Despite the fears and concerns of anxious parents, their graduating seniors are actually well prepared for their next journey in life and deserve the credit, acknowledgment and freedom to head out on this next journey, free to make mistakes.
Graduation season is upon us once again.
I am going to share something with you parents of young people out there and you may not believe what I’m about to write or accept it right away but your children who are graduating this year are very much ready for the next chapter of their lives, and can tackle it alone.
As a seasoned mom who has seen her own children go through commencement of high school, college and the school of life, I am aware of the feelings of unsurety that you may be expriencing because I have been where a lot of modern parents are today.
You are proud of your children’s accomplishments and relieved they survived four or more years of stress, courses, exams, internships and more that comes with schooling.
I will not mention how happy you may feel that your young one thrived and surmounted the temptation to engage in vices, and all the other reckless activity young people partake in, though I know half of you you probably would prefer to not even know about what likely went down when your back was turned.
And now you are on to the next stage of worry.
You may wonder if they are ready for college or the work or entrepreneur world, depending on their next path.
You will likely fret over the coming seasons of not being able to see, connect with, guide, talk to or just be with your offspring during their semesters at school or as they head off to get their first apartment and flee your nest.
Believe me, I have been there.
I recall very vividly experiencing the anxiety of worrying about whether my kids would make friends at school or work, if they would be brave enough to ask questions and seek further assistance or counsel when they need it and when I am not there to check in them.
I remember attempting to step in and micromanage the difficult times and being told by my son, “Mum, I got this.”
Graduation season for parents is a happy time with all the joys and glee of graduation party planning and such, but it is also a hard, uneasy and bittersweet time in your life as a parent.
It took me some time to realize that my husband and I had actually had done a pretty decent job at preparing our children for each chapter of their lives.
We managed to raise confident, civic-minded, community-focused, Faith-filled, conscientious and culturally-aware world citizens.
In these most fragile stages and this season of transition for your child, you may not recognize how well you have prepared them because you are going through it.
It was not long ago you were battling with them to get in paperwork in time, to properly reply and send thank you emails to instructors and coaches who wrote them letters or recommendations on their behalf.
Your ears may still be ringing from all the raised voices and slammed doors that are common in the heat of parenting battles.
The fact remains that they did in fact hear the lectures and the lessons.
In the wake of all the push back and the times you swore you were talking to a brick wall, you need to know that your guidance actually worked.
You should be proud of yourself for parenting hard.
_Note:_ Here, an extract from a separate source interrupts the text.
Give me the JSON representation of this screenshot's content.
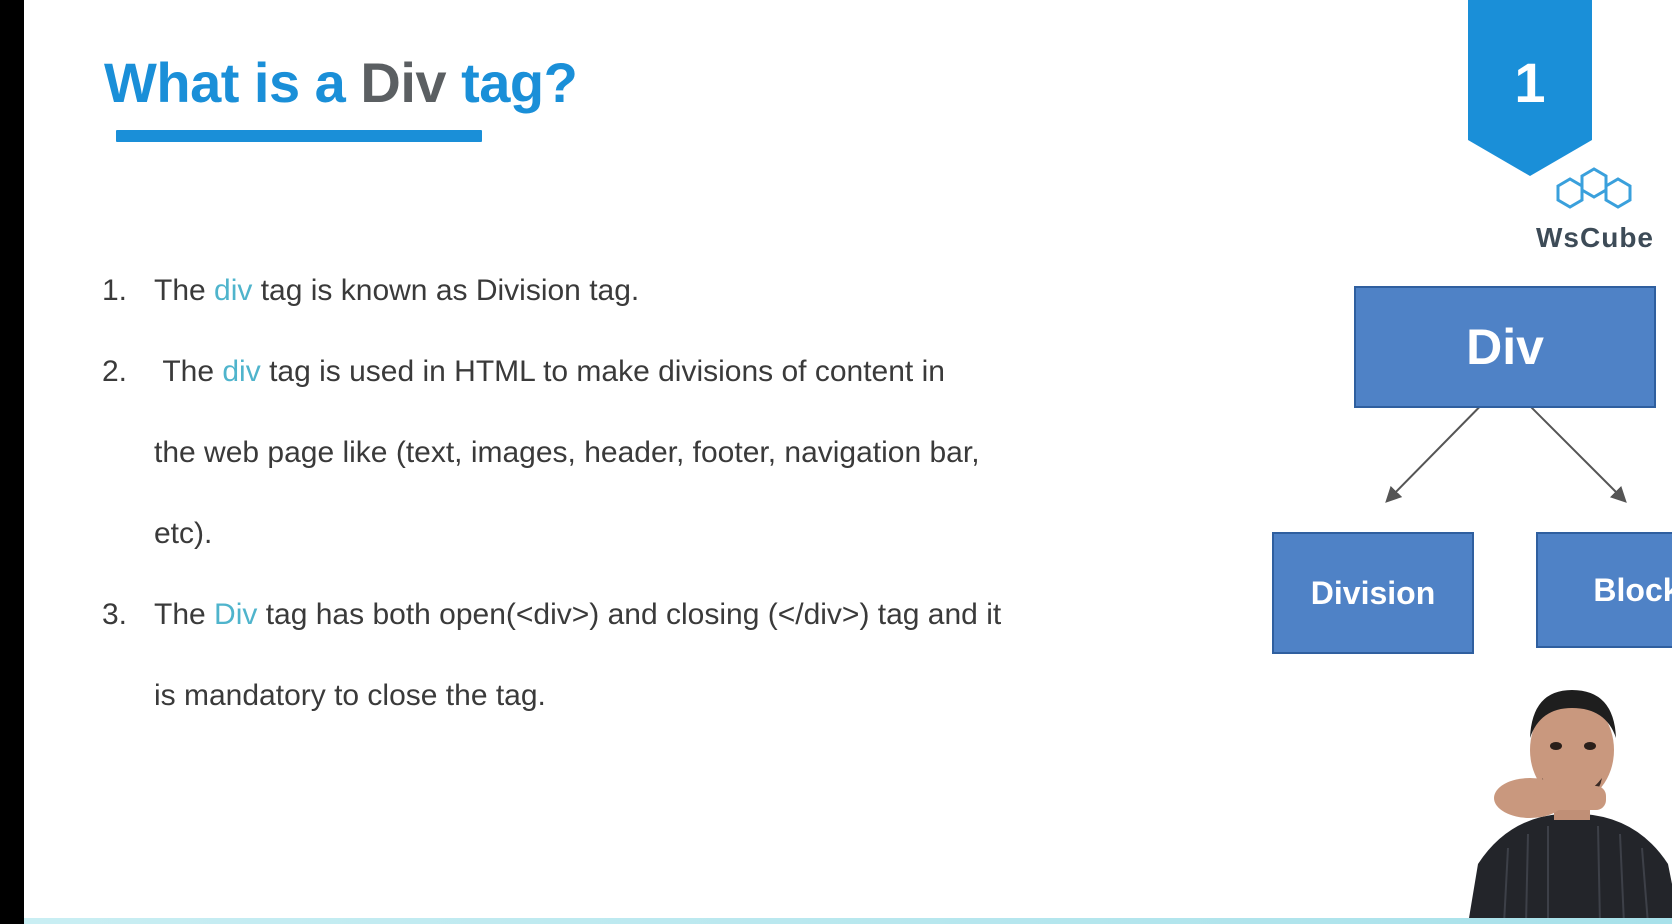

Parenting is hard.
You have to go through it and step back and witness from afar the wonderful people that your children are growing into.
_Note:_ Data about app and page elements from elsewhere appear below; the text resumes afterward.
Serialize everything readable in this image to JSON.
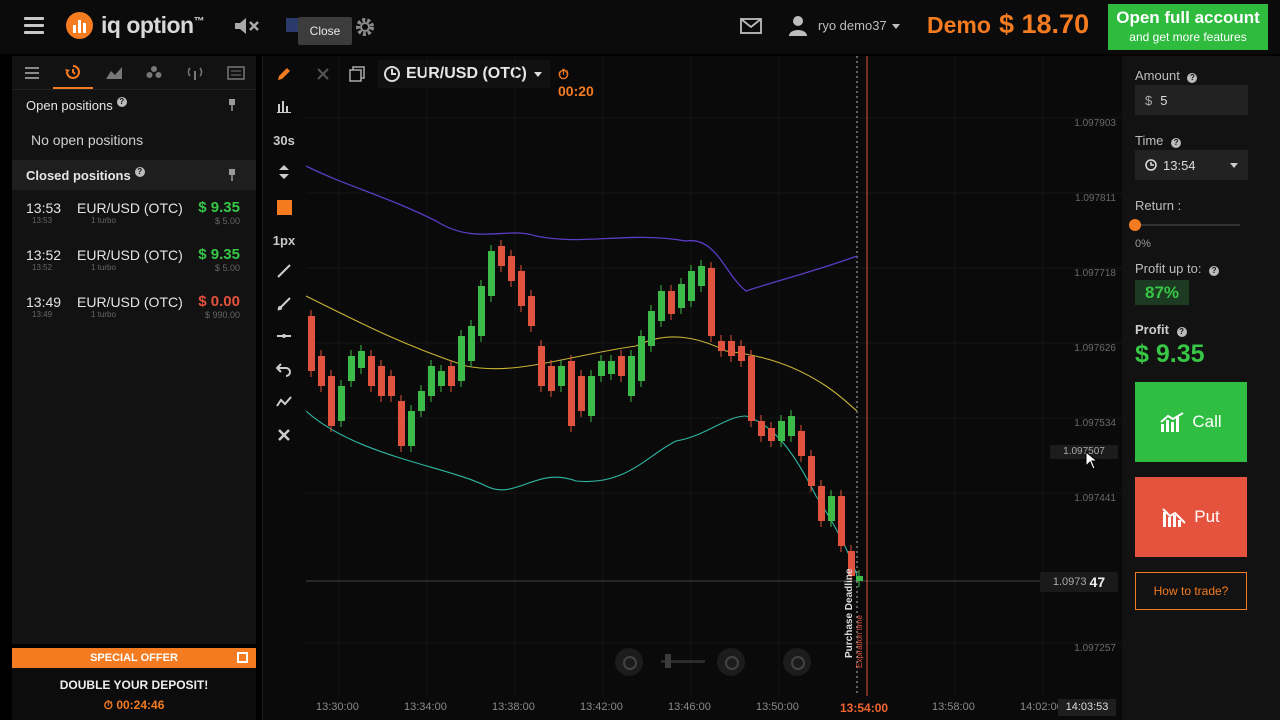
{
  "header": {
    "logo_text": "iq option",
    "logo_tm": "™",
    "close_tooltip": "Close",
    "username": "ryo demo37",
    "account_mode": "Demo",
    "balance": "$ 18.70",
    "open_account_title": "Open full account",
    "open_account_sub": "and get more features"
  },
  "left_panel": {
    "open_positions_title": "Open positions",
    "no_positions": "No open positions",
    "closed_positions_title": "Closed positions",
    "closed": [
      {
        "time": "13:53",
        "time_small": "13:53",
        "asset": "EUR/USD (OTC)",
        "type": "1 turbo",
        "profit": "$ 9.35",
        "invest": "$ 5.00",
        "status": "win"
      },
      {
        "time": "13:52",
        "time_small": "13:52",
        "asset": "EUR/USD (OTC)",
        "type": "1 turbo",
        "profit": "$ 9.35",
        "invest": "$ 5.00",
        "status": "win"
      },
      {
        "time": "13:49",
        "time_small": "13:49",
        "asset": "EUR/USD (OTC)",
        "type": "1 turbo",
        "profit": "$ 0.00",
        "invest": "$ 990.00",
        "status": "loss"
      }
    ],
    "special_offer": "SPECIAL OFFER",
    "deposit_text": "DOUBLE YOUR DEPOSIT!",
    "deposit_timer": "00:24:46"
  },
  "toolbar": {
    "period_label": "30s",
    "line_width_label": "1px"
  },
  "asset_bar": {
    "asset_name": "EUR/USD (OTC)",
    "countdown": "00:20"
  },
  "chart": {
    "price_labels": [
      "1.097903",
      "1.097811",
      "1.097718",
      "1.097626",
      "1.097534",
      "1.097441",
      "1.097257"
    ],
    "time_labels": [
      "13:30:00",
      "13:34:00",
      "13:38:00",
      "13:42:00",
      "13:46:00",
      "13:50:00",
      "13:58:00",
      "14:02:00"
    ],
    "hover_price": "1.097507",
    "current_price_prefix": "1.0973",
    "current_price_suffix": "47",
    "expiration_time": "13:54:00",
    "cursor_time": "14:03:53",
    "deadline_label": "Purchase Deadline",
    "expiration_label": "Expiration time"
  },
  "chart_data": {
    "type": "candlestick",
    "asset": "EUR/USD (OTC)",
    "x_range": [
      "13:30:00",
      "14:03:53"
    ],
    "y_ticks": [
      1.097903,
      1.097811,
      1.097718,
      1.097626,
      1.097534,
      1.097441,
      1.097257
    ],
    "current_price": 1.097347,
    "indicators": [
      "Bollinger Bands (upper)",
      "Moving Average",
      "Bollinger Bands (lower)"
    ],
    "colors": {
      "up": "#3dbb48",
      "down": "#e0533f",
      "upper_band": "#5b3cc4",
      "middle": "#c9b437",
      "lower_band": "#2fb7a3"
    }
  },
  "right_panel": {
    "amount_label": "Amount",
    "amount_currency": "$",
    "amount_value": "5",
    "time_label": "Time",
    "time_value": "13:54",
    "return_label": "Return :",
    "return_value": "0%",
    "return_fraction": 0,
    "profit_up_label": "Profit up to:",
    "profit_pct": "87%",
    "profit_label": "Profit",
    "profit_value": "$ 9.35",
    "call_label": "Call",
    "put_label": "Put",
    "how_label": "How to trade?"
  }
}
To ease you into believing what you don’t want to admit, I invite you to take a look at your parenting mentors.
Observe how calm, confident, happy and content they appear to be.
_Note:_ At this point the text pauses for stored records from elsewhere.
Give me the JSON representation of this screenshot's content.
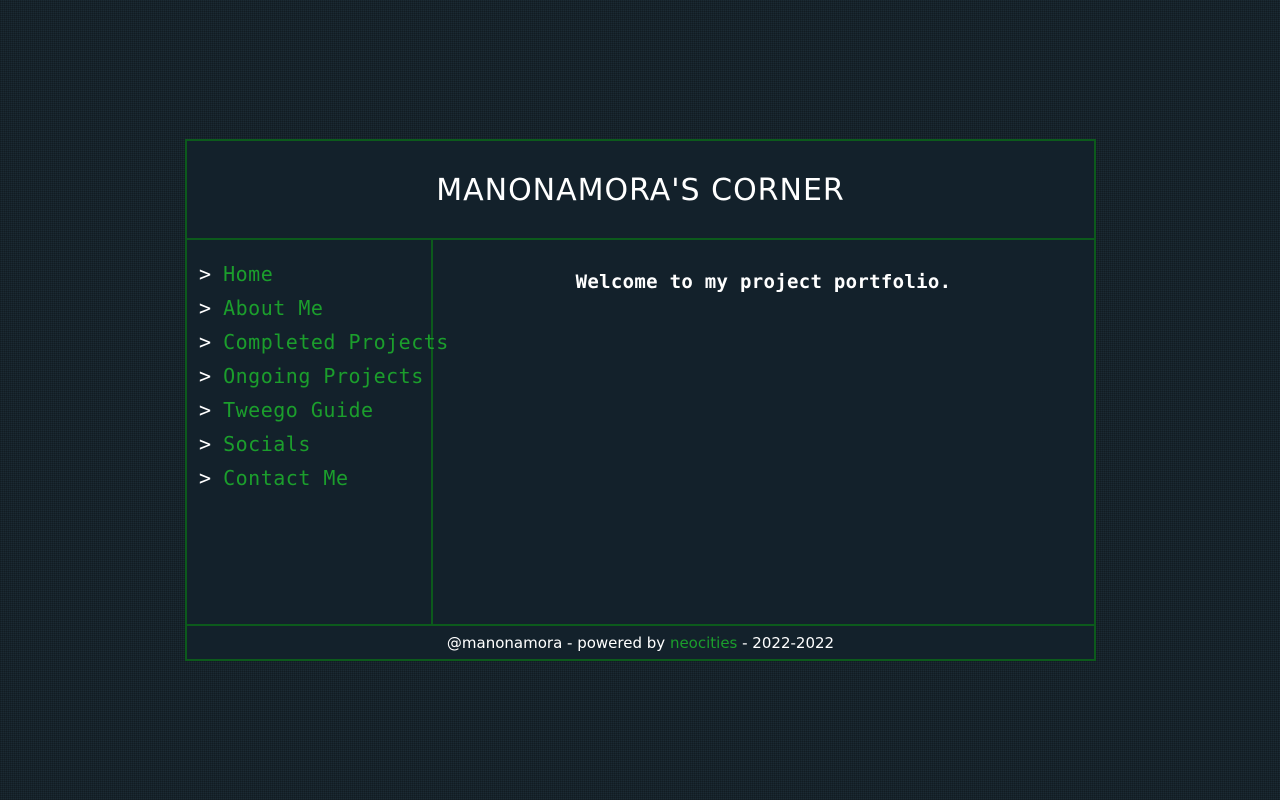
{
  "header": {
    "title": "MANONAMORA'S CORNER"
  },
  "sidebar": {
    "arrow": ">",
    "items": [
      {
        "label": "Home"
      },
      {
        "label": "About Me"
      },
      {
        "label": "Completed Projects"
      },
      {
        "label": "Ongoing Projects"
      },
      {
        "label": "Tweego Guide"
      },
      {
        "label": "Socials"
      },
      {
        "label": "Contact Me"
      }
    ]
  },
  "main": {
    "welcome": "Welcome to my project portfolio."
  },
  "footer": {
    "prefix": "@manonamora - powered by ",
    "link": "neocities",
    "suffix": " - 2022-2022"
  },
  "colors": {
    "background": "#1b2a33",
    "panel": "#13212b",
    "border": "#0c5a1c",
    "link": "#1b9e2c",
    "text": "#ffffff"
  }
}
That can be you!
In the meantime, send your children off with this message:
Tell them to be passionate in their pursuits.
Give them grace when they misstep.
Be patient….. but let them know they must be persistent in their pursuits..
Overall, believe that they deserve the dreams that were placed on their hearts and to know that they are WORTHY.
Tell them to not allow anyone or any circumstance to tell them differently or take them off course.
We got this. They got this.